[Saved entries]
• • • •
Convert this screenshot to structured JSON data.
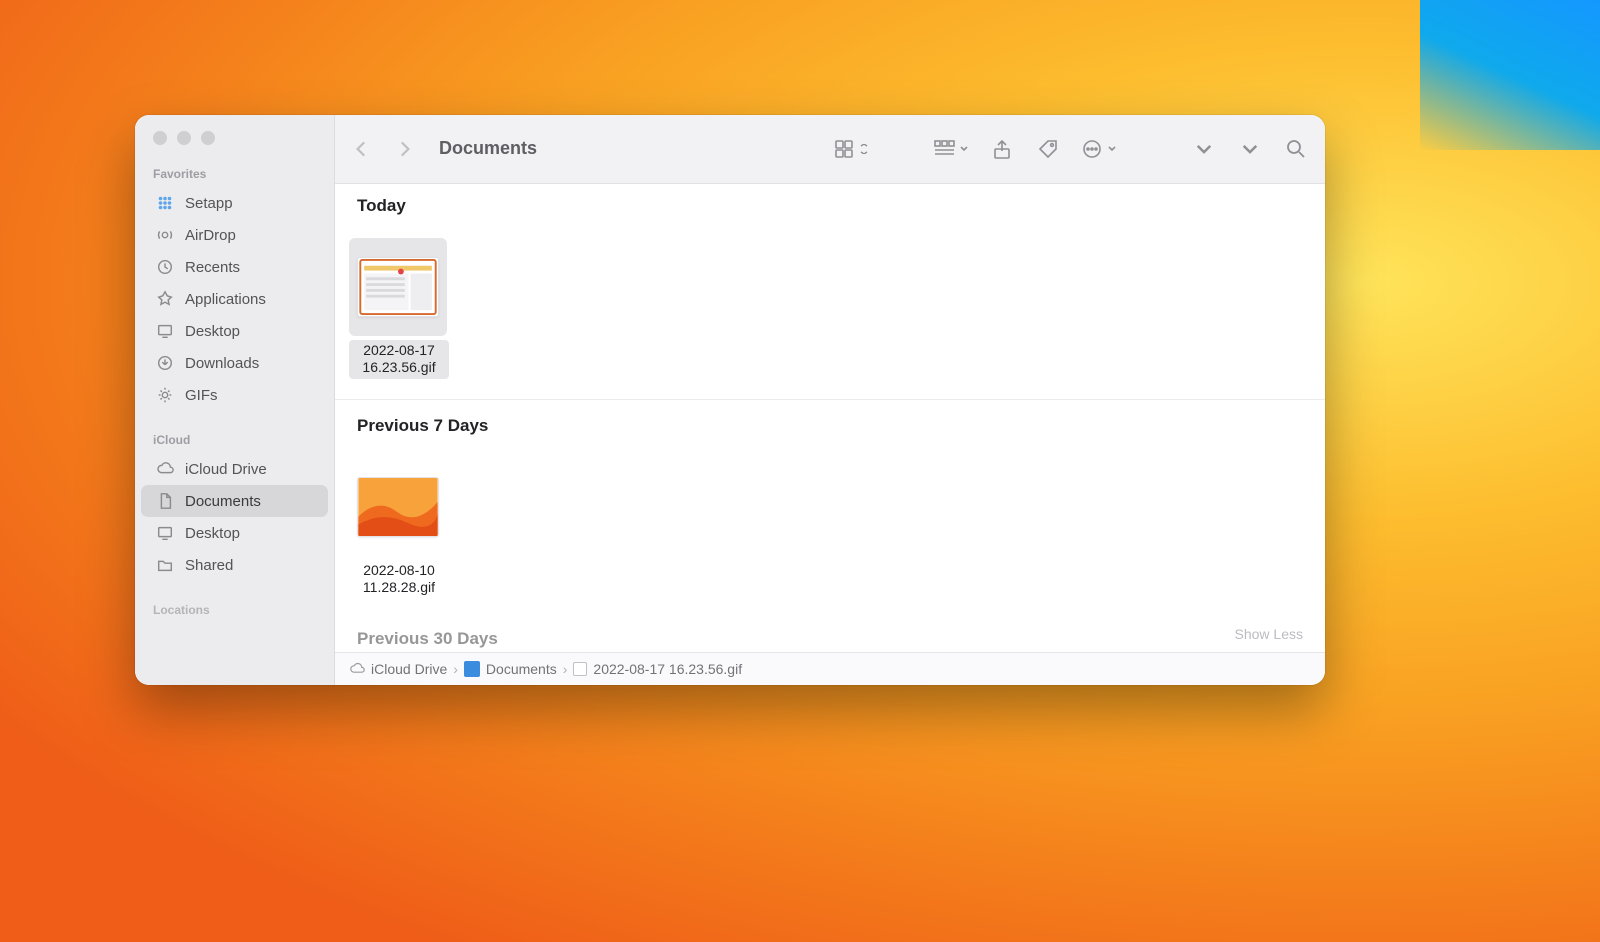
{
  "window": {
    "title": "Documents"
  },
  "sidebar": {
    "sections": [
      {
        "label": "Favorites",
        "items": [
          {
            "label": "Setapp",
            "icon": "app-grid-icon"
          },
          {
            "label": "AirDrop",
            "icon": "airdrop-icon"
          },
          {
            "label": "Recents",
            "icon": "clock-icon"
          },
          {
            "label": "Applications",
            "icon": "applications-icon"
          },
          {
            "label": "Desktop",
            "icon": "desktop-icon"
          },
          {
            "label": "Downloads",
            "icon": "download-icon"
          },
          {
            "label": "GIFs",
            "icon": "gear-icon"
          }
        ]
      },
      {
        "label": "iCloud",
        "items": [
          {
            "label": "iCloud Drive",
            "icon": "cloud-icon"
          },
          {
            "label": "Documents",
            "icon": "document-icon",
            "selected": true
          },
          {
            "label": "Desktop",
            "icon": "desktop-icon"
          },
          {
            "label": "Shared",
            "icon": "shared-folder-icon"
          }
        ]
      }
    ],
    "locations_label": "Locations"
  },
  "toolbar": {
    "icons": [
      "icon-grid-view",
      "group-by",
      "share",
      "tag",
      "more",
      "chevron",
      "chevron",
      "search"
    ]
  },
  "sections": [
    {
      "title": "Today"
    },
    {
      "title": "Previous 7 Days"
    },
    {
      "title": "Previous 30 Days"
    }
  ],
  "files": {
    "today": [
      {
        "name": "2022-08-17 16.23.56.gif",
        "selected": true,
        "thumb": "window"
      }
    ],
    "prev7": [
      {
        "name": "2022-08-10 11.28.28.gif",
        "selected": false,
        "thumb": "wallpaper"
      }
    ]
  },
  "show_less": "Show Less",
  "path": {
    "crumbs": [
      {
        "label": "iCloud Drive",
        "icon": "cloud"
      },
      {
        "label": "Documents",
        "icon": "folder"
      },
      {
        "label": "2022-08-17 16.23.56.gif",
        "icon": "movie"
      }
    ]
  }
}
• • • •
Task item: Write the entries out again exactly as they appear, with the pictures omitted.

Your solution:
Convert this screenshot to structured JSON data.
{
  "window": {
    "title": "Documents"
  },
  "sidebar": {
    "sections": [
      {
        "label": "Favorites",
        "items": [
          {
            "label": "Setapp",
            "icon": "app-grid-icon"
          },
          {
            "label": "AirDrop",
            "icon": "airdrop-icon"
          },
          {
            "label": "Recents",
            "icon": "clock-icon"
          },
          {
            "label": "Applications",
            "icon": "applications-icon"
          },
          {
            "label": "Desktop",
            "icon": "desktop-icon"
          },
          {
            "label": "Downloads",
            "icon": "download-icon"
          },
          {
            "label": "GIFs",
            "icon": "gear-icon"
          }
        ]
      },
      {
        "label": "iCloud",
        "items": [
          {
            "label": "iCloud Drive",
            "icon": "cloud-icon"
          },
          {
            "label": "Documents",
            "icon": "document-icon",
            "selected": true
          },
          {
            "label": "Desktop",
            "icon": "desktop-icon"
          },
          {
            "label": "Shared",
            "icon": "shared-folder-icon"
          }
        ]
      }
    ],
    "locations_label": "Locations"
  },
  "toolbar": {
    "icons": [
      "icon-grid-view",
      "group-by",
      "share",
      "tag",
      "more",
      "chevron",
      "chevron",
      "search"
    ]
  },
  "sections": [
    {
      "title": "Today"
    },
    {
      "title": "Previous 7 Days"
    },
    {
      "title": "Previous 30 Days"
    }
  ],
  "files": {
    "today": [
      {
        "name": "2022-08-17 16.23.56.gif",
        "selected": true,
        "thumb": "window"
      }
    ],
    "prev7": [
      {
        "name": "2022-08-10 11.28.28.gif",
        "selected": false,
        "thumb": "wallpaper"
      }
    ]
  },
  "show_less": "Show Less",
  "path": {
    "crumbs": [
      {
        "label": "iCloud Drive",
        "icon": "cloud"
      },
      {
        "label": "Documents",
        "icon": "folder"
      },
      {
        "label": "2022-08-17 16.23.56.gif",
        "icon": "movie"
      }
    ]
  }
}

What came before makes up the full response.